Give again the line that contains "Convert this screenshot" and every line after it to the end of the records. Keep them exactly as they are and add nothing.

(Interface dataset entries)

^^^^^^^^

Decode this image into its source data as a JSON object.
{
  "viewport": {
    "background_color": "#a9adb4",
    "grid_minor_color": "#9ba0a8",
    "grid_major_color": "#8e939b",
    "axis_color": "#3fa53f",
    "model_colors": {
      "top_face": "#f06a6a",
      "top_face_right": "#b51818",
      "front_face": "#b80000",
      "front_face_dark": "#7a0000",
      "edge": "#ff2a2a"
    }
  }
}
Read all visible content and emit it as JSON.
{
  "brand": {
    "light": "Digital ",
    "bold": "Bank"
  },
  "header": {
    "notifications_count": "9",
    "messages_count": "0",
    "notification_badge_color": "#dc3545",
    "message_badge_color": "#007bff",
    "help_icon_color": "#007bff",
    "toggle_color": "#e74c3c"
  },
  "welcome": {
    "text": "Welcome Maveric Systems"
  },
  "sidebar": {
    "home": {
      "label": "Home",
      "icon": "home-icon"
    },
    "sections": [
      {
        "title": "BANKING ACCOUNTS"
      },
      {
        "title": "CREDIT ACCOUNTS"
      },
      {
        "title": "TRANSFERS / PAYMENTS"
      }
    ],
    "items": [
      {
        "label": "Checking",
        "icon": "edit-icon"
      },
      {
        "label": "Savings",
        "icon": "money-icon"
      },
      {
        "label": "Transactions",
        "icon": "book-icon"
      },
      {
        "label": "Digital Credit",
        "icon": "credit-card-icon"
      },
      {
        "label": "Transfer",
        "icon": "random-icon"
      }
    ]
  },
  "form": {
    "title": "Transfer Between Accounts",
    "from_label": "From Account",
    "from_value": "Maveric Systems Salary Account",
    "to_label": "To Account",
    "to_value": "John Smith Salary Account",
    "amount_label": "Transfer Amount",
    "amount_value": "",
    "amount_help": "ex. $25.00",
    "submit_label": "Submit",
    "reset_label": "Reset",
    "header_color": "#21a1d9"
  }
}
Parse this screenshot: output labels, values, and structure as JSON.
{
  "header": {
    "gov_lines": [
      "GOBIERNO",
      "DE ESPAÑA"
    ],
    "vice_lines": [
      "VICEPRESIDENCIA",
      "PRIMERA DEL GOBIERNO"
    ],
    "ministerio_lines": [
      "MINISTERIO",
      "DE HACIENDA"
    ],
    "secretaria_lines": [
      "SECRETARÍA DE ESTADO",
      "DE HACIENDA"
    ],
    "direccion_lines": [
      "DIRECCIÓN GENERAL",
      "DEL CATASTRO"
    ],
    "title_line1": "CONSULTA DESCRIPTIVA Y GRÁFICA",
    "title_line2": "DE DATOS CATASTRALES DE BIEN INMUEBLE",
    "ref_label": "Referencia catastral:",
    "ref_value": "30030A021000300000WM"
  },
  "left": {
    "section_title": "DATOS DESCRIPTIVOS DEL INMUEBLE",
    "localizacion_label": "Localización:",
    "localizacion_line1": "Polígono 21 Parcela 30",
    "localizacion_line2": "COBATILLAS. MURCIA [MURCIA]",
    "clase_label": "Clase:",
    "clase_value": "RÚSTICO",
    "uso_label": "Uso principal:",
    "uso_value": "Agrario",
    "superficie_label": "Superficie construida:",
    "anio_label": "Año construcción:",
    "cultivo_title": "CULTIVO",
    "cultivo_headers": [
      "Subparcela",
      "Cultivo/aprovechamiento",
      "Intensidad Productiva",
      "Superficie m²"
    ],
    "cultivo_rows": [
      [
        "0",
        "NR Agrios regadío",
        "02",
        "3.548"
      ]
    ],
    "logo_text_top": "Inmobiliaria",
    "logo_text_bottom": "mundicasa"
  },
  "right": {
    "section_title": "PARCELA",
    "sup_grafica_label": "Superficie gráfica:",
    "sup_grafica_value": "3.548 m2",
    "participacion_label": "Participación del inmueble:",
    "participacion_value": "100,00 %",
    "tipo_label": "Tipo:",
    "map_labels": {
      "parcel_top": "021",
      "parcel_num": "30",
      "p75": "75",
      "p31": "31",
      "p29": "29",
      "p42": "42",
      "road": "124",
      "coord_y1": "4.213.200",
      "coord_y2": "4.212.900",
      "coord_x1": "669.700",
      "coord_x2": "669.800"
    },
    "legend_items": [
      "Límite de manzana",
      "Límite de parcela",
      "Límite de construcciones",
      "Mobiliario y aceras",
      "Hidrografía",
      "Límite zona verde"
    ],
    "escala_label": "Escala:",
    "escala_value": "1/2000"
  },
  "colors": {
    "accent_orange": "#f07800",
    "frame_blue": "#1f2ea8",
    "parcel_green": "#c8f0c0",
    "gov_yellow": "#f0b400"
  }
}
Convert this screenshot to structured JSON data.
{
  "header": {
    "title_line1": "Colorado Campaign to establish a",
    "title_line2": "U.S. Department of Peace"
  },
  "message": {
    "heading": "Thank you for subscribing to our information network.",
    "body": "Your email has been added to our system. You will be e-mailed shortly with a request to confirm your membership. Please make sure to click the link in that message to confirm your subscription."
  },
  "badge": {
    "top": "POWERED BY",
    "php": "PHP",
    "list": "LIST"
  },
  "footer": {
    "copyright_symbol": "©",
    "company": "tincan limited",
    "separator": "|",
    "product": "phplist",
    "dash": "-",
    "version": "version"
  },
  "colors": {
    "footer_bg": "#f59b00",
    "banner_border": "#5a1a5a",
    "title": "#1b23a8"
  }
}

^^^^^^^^

- **Solution**
Convert this screenshot to structured JSON data.
{
  "header": {
    "title_line1": "Colorado Campaign to establish a",
    "title_line2": "U.S. Department of Peace"
  },
  "message": {
    "heading": "Thank you for subscribing to our information network.",
    "body": "Your email has been added to our system. You will be e-mailed shortly with a request to confirm your membership. Please make sure to click the link in that message to confirm your subscription."
  },
  "badge": {
    "top": "POWERED BY",
    "php": "PHP",
    "list": "LIST"
  },
  "footer": {
    "copyright_symbol": "©",
    "company": "tincan limited",
    "separator": "|",
    "product": "phplist",
    "dash": "-",
    "version": "version"
  },
  "colors": {
    "footer_bg": "#f59b00",
    "banner_border": "#5a1a5a",
    "title": "#1b23a8"
  }
}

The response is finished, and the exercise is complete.